(RECORDS PROVIDED Opens)
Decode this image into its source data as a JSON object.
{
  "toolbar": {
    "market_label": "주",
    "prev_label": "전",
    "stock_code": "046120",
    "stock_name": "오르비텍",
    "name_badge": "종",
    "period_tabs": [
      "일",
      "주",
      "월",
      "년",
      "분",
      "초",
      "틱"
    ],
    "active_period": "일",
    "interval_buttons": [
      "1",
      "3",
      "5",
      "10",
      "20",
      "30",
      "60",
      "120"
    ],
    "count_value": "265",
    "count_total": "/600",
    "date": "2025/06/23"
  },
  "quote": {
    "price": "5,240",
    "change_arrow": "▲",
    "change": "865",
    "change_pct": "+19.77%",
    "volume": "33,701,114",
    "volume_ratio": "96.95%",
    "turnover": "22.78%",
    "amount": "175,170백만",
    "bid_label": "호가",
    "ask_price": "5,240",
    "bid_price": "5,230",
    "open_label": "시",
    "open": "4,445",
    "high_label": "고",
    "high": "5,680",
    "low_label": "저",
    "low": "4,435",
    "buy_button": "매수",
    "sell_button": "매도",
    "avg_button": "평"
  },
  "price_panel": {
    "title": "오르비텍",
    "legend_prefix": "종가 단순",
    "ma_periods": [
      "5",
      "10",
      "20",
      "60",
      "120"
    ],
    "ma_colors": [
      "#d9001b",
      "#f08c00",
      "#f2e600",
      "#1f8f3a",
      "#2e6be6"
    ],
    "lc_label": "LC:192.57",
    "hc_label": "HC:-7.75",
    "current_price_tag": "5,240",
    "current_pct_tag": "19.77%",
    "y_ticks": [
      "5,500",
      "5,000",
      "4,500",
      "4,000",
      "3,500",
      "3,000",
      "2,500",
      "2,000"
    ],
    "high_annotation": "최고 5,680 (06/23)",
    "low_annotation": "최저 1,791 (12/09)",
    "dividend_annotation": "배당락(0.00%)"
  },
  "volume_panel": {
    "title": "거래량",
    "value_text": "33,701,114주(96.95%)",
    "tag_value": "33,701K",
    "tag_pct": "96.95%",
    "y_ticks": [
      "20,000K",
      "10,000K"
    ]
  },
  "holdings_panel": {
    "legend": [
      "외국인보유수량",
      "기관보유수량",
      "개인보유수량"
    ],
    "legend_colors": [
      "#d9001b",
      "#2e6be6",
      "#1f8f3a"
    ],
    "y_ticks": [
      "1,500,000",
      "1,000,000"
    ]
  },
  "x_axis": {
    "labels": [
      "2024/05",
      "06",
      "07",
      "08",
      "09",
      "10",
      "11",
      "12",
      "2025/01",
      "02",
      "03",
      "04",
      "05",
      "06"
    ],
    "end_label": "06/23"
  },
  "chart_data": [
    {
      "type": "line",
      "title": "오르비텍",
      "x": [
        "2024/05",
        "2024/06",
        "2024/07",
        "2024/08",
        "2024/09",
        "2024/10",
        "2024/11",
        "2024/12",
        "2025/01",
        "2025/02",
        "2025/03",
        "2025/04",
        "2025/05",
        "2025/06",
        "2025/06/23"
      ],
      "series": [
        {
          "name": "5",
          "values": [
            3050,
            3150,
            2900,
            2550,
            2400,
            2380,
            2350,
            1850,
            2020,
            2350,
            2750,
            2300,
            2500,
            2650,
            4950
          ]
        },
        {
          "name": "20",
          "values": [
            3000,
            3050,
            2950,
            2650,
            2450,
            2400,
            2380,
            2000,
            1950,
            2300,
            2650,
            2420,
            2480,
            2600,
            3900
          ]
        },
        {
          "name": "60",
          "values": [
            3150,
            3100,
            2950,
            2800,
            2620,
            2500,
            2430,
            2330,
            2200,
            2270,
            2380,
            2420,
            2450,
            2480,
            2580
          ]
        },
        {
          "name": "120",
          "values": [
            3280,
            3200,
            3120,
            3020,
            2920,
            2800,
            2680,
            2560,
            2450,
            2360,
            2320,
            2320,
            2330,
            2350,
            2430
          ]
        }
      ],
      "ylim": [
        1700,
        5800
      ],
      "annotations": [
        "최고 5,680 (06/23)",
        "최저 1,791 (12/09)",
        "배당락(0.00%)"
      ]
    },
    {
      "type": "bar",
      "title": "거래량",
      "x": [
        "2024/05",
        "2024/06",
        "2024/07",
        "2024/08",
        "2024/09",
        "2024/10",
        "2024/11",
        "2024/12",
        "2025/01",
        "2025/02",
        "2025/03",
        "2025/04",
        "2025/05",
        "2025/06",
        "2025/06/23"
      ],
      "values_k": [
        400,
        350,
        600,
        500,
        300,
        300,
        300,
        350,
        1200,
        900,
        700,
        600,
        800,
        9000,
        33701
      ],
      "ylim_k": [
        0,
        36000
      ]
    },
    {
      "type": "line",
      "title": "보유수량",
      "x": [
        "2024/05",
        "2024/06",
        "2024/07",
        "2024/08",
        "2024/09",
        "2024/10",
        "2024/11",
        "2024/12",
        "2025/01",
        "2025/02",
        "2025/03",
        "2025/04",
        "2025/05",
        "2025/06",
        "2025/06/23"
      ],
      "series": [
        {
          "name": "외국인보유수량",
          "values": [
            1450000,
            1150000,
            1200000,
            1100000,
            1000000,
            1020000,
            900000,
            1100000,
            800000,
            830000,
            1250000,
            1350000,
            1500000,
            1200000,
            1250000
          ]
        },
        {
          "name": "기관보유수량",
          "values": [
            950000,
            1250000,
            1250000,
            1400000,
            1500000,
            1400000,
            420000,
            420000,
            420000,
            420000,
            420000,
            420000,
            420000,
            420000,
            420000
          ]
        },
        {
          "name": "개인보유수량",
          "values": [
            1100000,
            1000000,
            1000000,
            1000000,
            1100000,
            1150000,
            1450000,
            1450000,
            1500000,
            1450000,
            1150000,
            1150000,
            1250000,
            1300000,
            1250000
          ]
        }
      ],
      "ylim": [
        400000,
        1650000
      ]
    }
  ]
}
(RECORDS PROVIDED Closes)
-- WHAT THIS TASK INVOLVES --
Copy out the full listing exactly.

-- TASK RESPONSE --
Decode this image into its source data as a JSON object.
{
  "toolbar": {
    "market_label": "주",
    "prev_label": "전",
    "stock_code": "046120",
    "stock_name": "오르비텍",
    "name_badge": "종",
    "period_tabs": [
      "일",
      "주",
      "월",
      "년",
      "분",
      "초",
      "틱"
    ],
    "active_period": "일",
    "interval_buttons": [
      "1",
      "3",
      "5",
      "10",
      "20",
      "30",
      "60",
      "120"
    ],
    "count_value": "265",
    "count_total": "/600",
    "date": "2025/06/23"
  },
  "quote": {
    "price": "5,240",
    "change_arrow": "▲",
    "change": "865",
    "change_pct": "+19.77%",
    "volume": "33,701,114",
    "volume_ratio": "96.95%",
    "turnover": "22.78%",
    "amount": "175,170백만",
    "bid_label": "호가",
    "ask_price": "5,240",
    "bid_price": "5,230",
    "open_label": "시",
    "open": "4,445",
    "high_label": "고",
    "high": "5,680",
    "low_label": "저",
    "low": "4,435",
    "buy_button": "매수",
    "sell_button": "매도",
    "avg_button": "평"
  },
  "price_panel": {
    "title": "오르비텍",
    "legend_prefix": "종가 단순",
    "ma_periods": [
      "5",
      "10",
      "20",
      "60",
      "120"
    ],
    "ma_colors": [
      "#d9001b",
      "#f08c00",
      "#f2e600",
      "#1f8f3a",
      "#2e6be6"
    ],
    "lc_label": "LC:192.57",
    "hc_label": "HC:-7.75",
    "current_price_tag": "5,240",
    "current_pct_tag": "19.77%",
    "y_ticks": [
      "5,500",
      "5,000",
      "4,500",
      "4,000",
      "3,500",
      "3,000",
      "2,500",
      "2,000"
    ],
    "high_annotation": "최고 5,680 (06/23)",
    "low_annotation": "최저 1,791 (12/09)",
    "dividend_annotation": "배당락(0.00%)"
  },
  "volume_panel": {
    "title": "거래량",
    "value_text": "33,701,114주(96.95%)",
    "tag_value": "33,701K",
    "tag_pct": "96.95%",
    "y_ticks": [
      "20,000K",
      "10,000K"
    ]
  },
  "holdings_panel": {
    "legend": [
      "외국인보유수량",
      "기관보유수량",
      "개인보유수량"
    ],
    "legend_colors": [
      "#d9001b",
      "#2e6be6",
      "#1f8f3a"
    ],
    "y_ticks": [
      "1,500,000",
      "1,000,000"
    ]
  },
  "x_axis": {
    "labels": [
      "2024/05",
      "06",
      "07",
      "08",
      "09",
      "10",
      "11",
      "12",
      "2025/01",
      "02",
      "03",
      "04",
      "05",
      "06"
    ],
    "end_label": "06/23"
  },
  "chart_data": [
    {
      "type": "line",
      "title": "오르비텍",
      "x": [
        "2024/05",
        "2024/06",
        "2024/07",
        "2024/08",
        "2024/09",
        "2024/10",
        "2024/11",
        "2024/12",
        "2025/01",
        "2025/02",
        "2025/03",
        "2025/04",
        "2025/05",
        "2025/06",
        "2025/06/23"
      ],
      "series": [
        {
          "name": "5",
          "values": [
            3050,
            3150,
            2900,
            2550,
            2400,
            2380,
            2350,
            1850,
            2020,
            2350,
            2750,
            2300,
            2500,
            2650,
            4950
          ]
        },
        {
          "name": "20",
          "values": [
            3000,
            3050,
            2950,
            2650,
            2450,
            2400,
            2380,
            2000,
            1950,
            2300,
            2650,
            2420,
            2480,
            2600,
            3900
          ]
        },
        {
          "name": "60",
          "values": [
            3150,
            3100,
            2950,
            2800,
            2620,
            2500,
            2430,
            2330,
            2200,
            2270,
            2380,
            2420,
            2450,
            2480,
            2580
          ]
        },
        {
          "name": "120",
          "values": [
            3280,
            3200,
            3120,
            3020,
            2920,
            2800,
            2680,
            2560,
            2450,
            2360,
            2320,
            2320,
            2330,
            2350,
            2430
          ]
        }
      ],
      "ylim": [
        1700,
        5800
      ],
      "annotations": [
        "최고 5,680 (06/23)",
        "최저 1,791 (12/09)",
        "배당락(0.00%)"
      ]
    },
    {
      "type": "bar",
      "title": "거래량",
      "x": [
        "2024/05",
        "2024/06",
        "2024/07",
        "2024/08",
        "2024/09",
        "2024/10",
        "2024/11",
        "2024/12",
        "2025/01",
        "2025/02",
        "2025/03",
        "2025/04",
        "2025/05",
        "2025/06",
        "2025/06/23"
      ],
      "values_k": [
        400,
        350,
        600,
        500,
        300,
        300,
        300,
        350,
        1200,
        900,
        700,
        600,
        800,
        9000,
        33701
      ],
      "ylim_k": [
        0,
        36000
      ]
    },
    {
      "type": "line",
      "title": "보유수량",
      "x": [
        "2024/05",
        "2024/06",
        "2024/07",
        "2024/08",
        "2024/09",
        "2024/10",
        "2024/11",
        "2024/12",
        "2025/01",
        "2025/02",
        "2025/03",
        "2025/04",
        "2025/05",
        "2025/06",
        "2025/06/23"
      ],
      "series": [
        {
          "name": "외국인보유수량",
          "values": [
            1450000,
            1150000,
            1200000,
            1100000,
            1000000,
            1020000,
            900000,
            1100000,
            800000,
            830000,
            1250000,
            1350000,
            1500000,
            1200000,
            1250000
          ]
        },
        {
          "name": "기관보유수량",
          "values": [
            950000,
            1250000,
            1250000,
            1400000,
            1500000,
            1400000,
            420000,
            420000,
            420000,
            420000,
            420000,
            420000,
            420000,
            420000,
            420000
          ]
        },
        {
          "name": "개인보유수량",
          "values": [
            1100000,
            1000000,
            1000000,
            1000000,
            1100000,
            1150000,
            1450000,
            1450000,
            1500000,
            1450000,
            1150000,
            1150000,
            1250000,
            1300000,
            1250000
          ]
        }
      ],
      "ylim": [
        400000,
        1650000
      ]
    }
  ]
}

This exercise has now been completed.